This is a motion in behalf of the plaintiff to set aside a verdict in his favor, on the ground that the foreman of the jury separated from his fellows after they were charged with the cause and had gone to their room, in order to learn from persons not of the jury the amount of damages which ought to be found in order to carry costs. He obtained the information that fifty dollars was sufficient, which he communicated to the jury on his return; whereupon a verdict of that amount was rendered for the plaintiff. These facts are established by the affidavits of three jurors. The only other affidavit, that of the assistant clerk, comes short of making out any irregularity in the conduct of the foreman, unless we receive as evidence the declarations of the latter made subsequent *561to the time of the alleged transaction. This we cannot do. (Aylett v. Jewell, 2 Bl. Rep 1299.) It therefore becomes unnecessary to inquire whether the misconduct imputed to the foreman forms a ground for setting the verdict aside: for it seems to be settled that jurors are not competent witnesses in support of such a motion as the present.
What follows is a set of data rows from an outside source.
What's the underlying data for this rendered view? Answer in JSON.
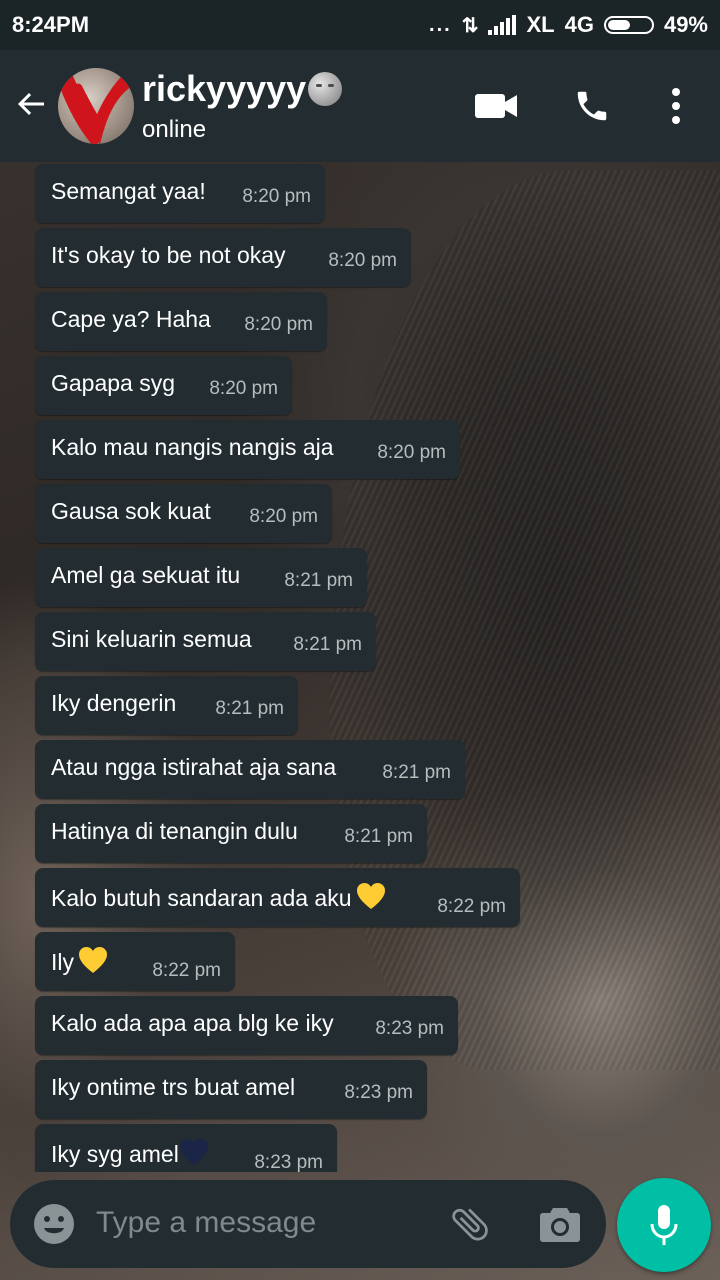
{
  "status_bar": {
    "time": "8:24PM",
    "dots": "...",
    "carrier": "XL",
    "network": "4G",
    "battery": "49%"
  },
  "header": {
    "contact_name": "rickyyyyy",
    "contact_status": "online",
    "icons": [
      "back-arrow-icon",
      "video-call-icon",
      "phone-icon",
      "more-vert-icon"
    ]
  },
  "messages": [
    {
      "text": "Semangat yaa!",
      "time": "8:20 pm"
    },
    {
      "text": "It's okay to be not okay",
      "time": "8:20 pm"
    },
    {
      "text": "Cape ya? Haha",
      "time": "8:20 pm"
    },
    {
      "text": "Gapapa syg",
      "time": "8:20 pm"
    },
    {
      "text": "Kalo mau nangis nangis aja",
      "time": "8:20 pm"
    },
    {
      "text": "Gausa sok kuat",
      "time": "8:20 pm"
    },
    {
      "text": "Amel ga sekuat itu",
      "time": "8:21 pm"
    },
    {
      "text": "Sini keluarin semua",
      "time": "8:21 pm"
    },
    {
      "text": "Iky dengerin",
      "time": "8:21 pm"
    },
    {
      "text": "Atau ngga istirahat aja sana",
      "time": "8:21 pm"
    },
    {
      "text": "Hatinya di tenangin dulu",
      "time": "8:21 pm"
    },
    {
      "text": "Kalo butuh sandaran ada aku",
      "time": "8:22 pm",
      "emoji": "yellow-heart-icon"
    },
    {
      "text": "Ily",
      "time": "8:22 pm",
      "emoji": "yellow-heart-icon"
    },
    {
      "text": "Kalo ada apa apa blg ke iky",
      "time": "8:23 pm"
    },
    {
      "text": "Iky ontime trs buat amel",
      "time": "8:23 pm"
    },
    {
      "text": "Iky syg amel",
      "time": "8:23 pm",
      "emoji": "dark-blue-heart-icon"
    }
  ],
  "input": {
    "placeholder": "Type a message",
    "icons": [
      "emoji-icon",
      "attach-icon",
      "camera-icon",
      "mic-icon"
    ]
  },
  "colors": {
    "header_bg": "#232d31",
    "bubble_bg": "#232d31",
    "accent": "#00bfa5",
    "yellow_heart": "#ffcc33",
    "dark_heart": "#1a2547"
  }
}
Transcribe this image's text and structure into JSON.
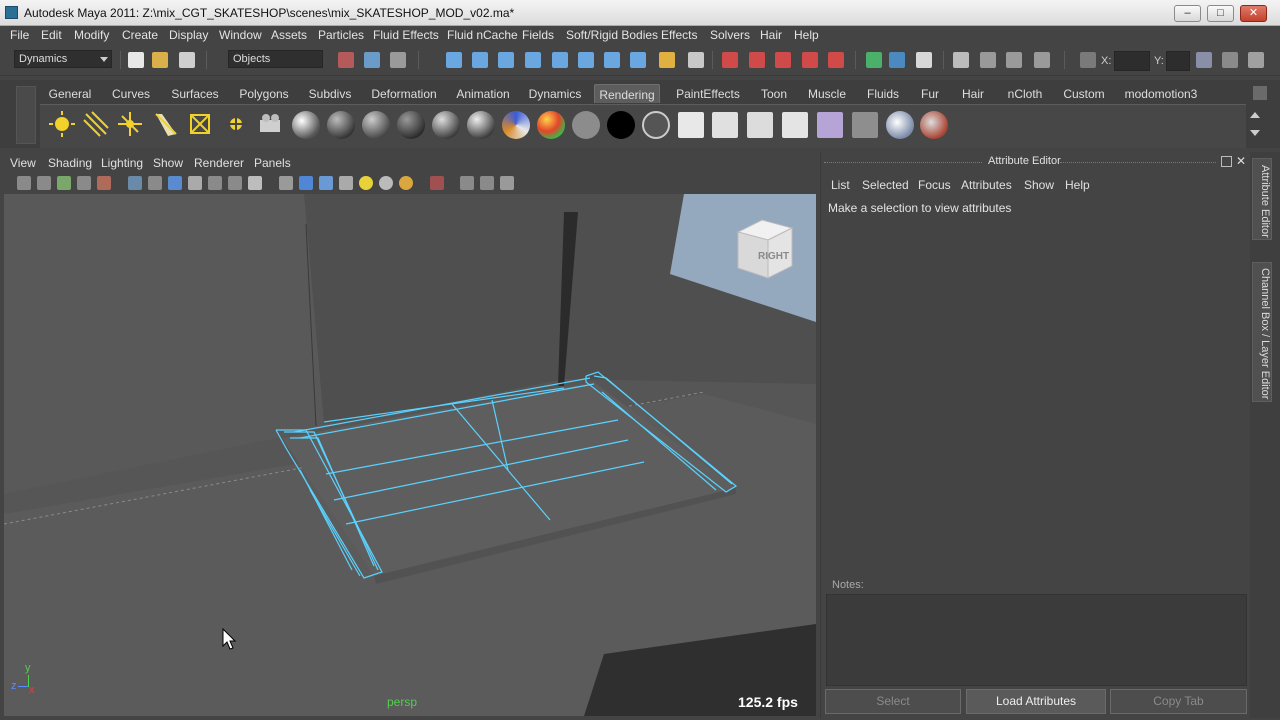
{
  "window": {
    "title": "Autodesk Maya 2011: Z:\\mix_CGT_SKATESHOP\\scenes\\mix_SKATESHOP_MOD_v02.ma*",
    "minimize": "–",
    "maximize": "□",
    "close": "✕"
  },
  "menubar": [
    "File",
    "Edit",
    "Modify",
    "Create",
    "Display",
    "Window",
    "Assets",
    "Particles",
    "Fluid Effects",
    "Fluid nCache",
    "Fields",
    "Soft/Rigid Bodies",
    "Effects",
    "Solvers",
    "Hair",
    "Help"
  ],
  "statusline": {
    "menuset": "Dynamics",
    "selection_mode": "Objects",
    "x_label": "X:",
    "y_label": "Y:"
  },
  "shelf": {
    "tabs": [
      "General",
      "Curves",
      "Surfaces",
      "Polygons",
      "Subdivs",
      "Deformation",
      "Animation",
      "Dynamics",
      "Rendering",
      "PaintEffects",
      "Toon",
      "Muscle",
      "Fluids",
      "Fur",
      "Hair",
      "nCloth",
      "Custom",
      "modomotion3"
    ],
    "active_tab": "Rendering"
  },
  "panel": {
    "menus": [
      "View",
      "Shading",
      "Lighting",
      "Show",
      "Renderer",
      "Panels"
    ],
    "camera": "persp",
    "fps": "125.2 fps",
    "viewcube_face": "RIGHT",
    "axis": {
      "x": "x",
      "y": "y",
      "z": "z"
    }
  },
  "attribute_editor": {
    "title": "Attribute Editor",
    "menus": [
      "List",
      "Selected",
      "Focus",
      "Attributes",
      "Show",
      "Help"
    ],
    "message": "Make a selection to view attributes",
    "notes_label": "Notes:",
    "buttons": {
      "select": "Select",
      "load": "Load Attributes",
      "copy": "Copy Tab"
    }
  },
  "side_tabs": [
    "Attribute Editor",
    "Channel Box / Layer Editor"
  ],
  "colors": {
    "wireframe": "#5ad2ff",
    "persp_label": "#4fcf4f",
    "active_tab": "#5d5d5d"
  }
}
That the affidavits of jurors are not receivable to impeach their verdict, was admitted on the argument; but it was said the rule meant impeachment for mistake or error in respect to the merits, not for irregularity or misconduct. It seems, however, to cover both grounds. The case of Jackson v. Williamson (2 T. R. 281) is a strong one upon the question of mistake, while Vaise v. Delaval, (1 T. R. 11,) Owen v. Warburton, (4 Bos. & Pull. 326,) and Dana v. Tucker, (4 John. 487,) are all in point that jurors cannot be heal’d as to their own misconduct or that of their fellows. Owen v. Warburton was fully considered by reason of some conflict in the cases. The verdict turned, as the jurors swore, on the drawing of lots. Mansfield, Ch. J., in delivering the opinion of the court, said that “ considering the arts which might be used if a contrary rule were to prevail, we think it necessary to exclude such evidence. If it were understood to he the law that a juryman might set aside a verdict by such evidence, it might sometimes happen that a juryman being a friend to one of the parties, and not being able to bring over his companions to his opinion, might propose a decision by lot with a view afterwards to set aside the verdict by his own affidavit, if the decision should be against him.” Taking this to be the principle, it is equally applicable to all sorts of misconduct.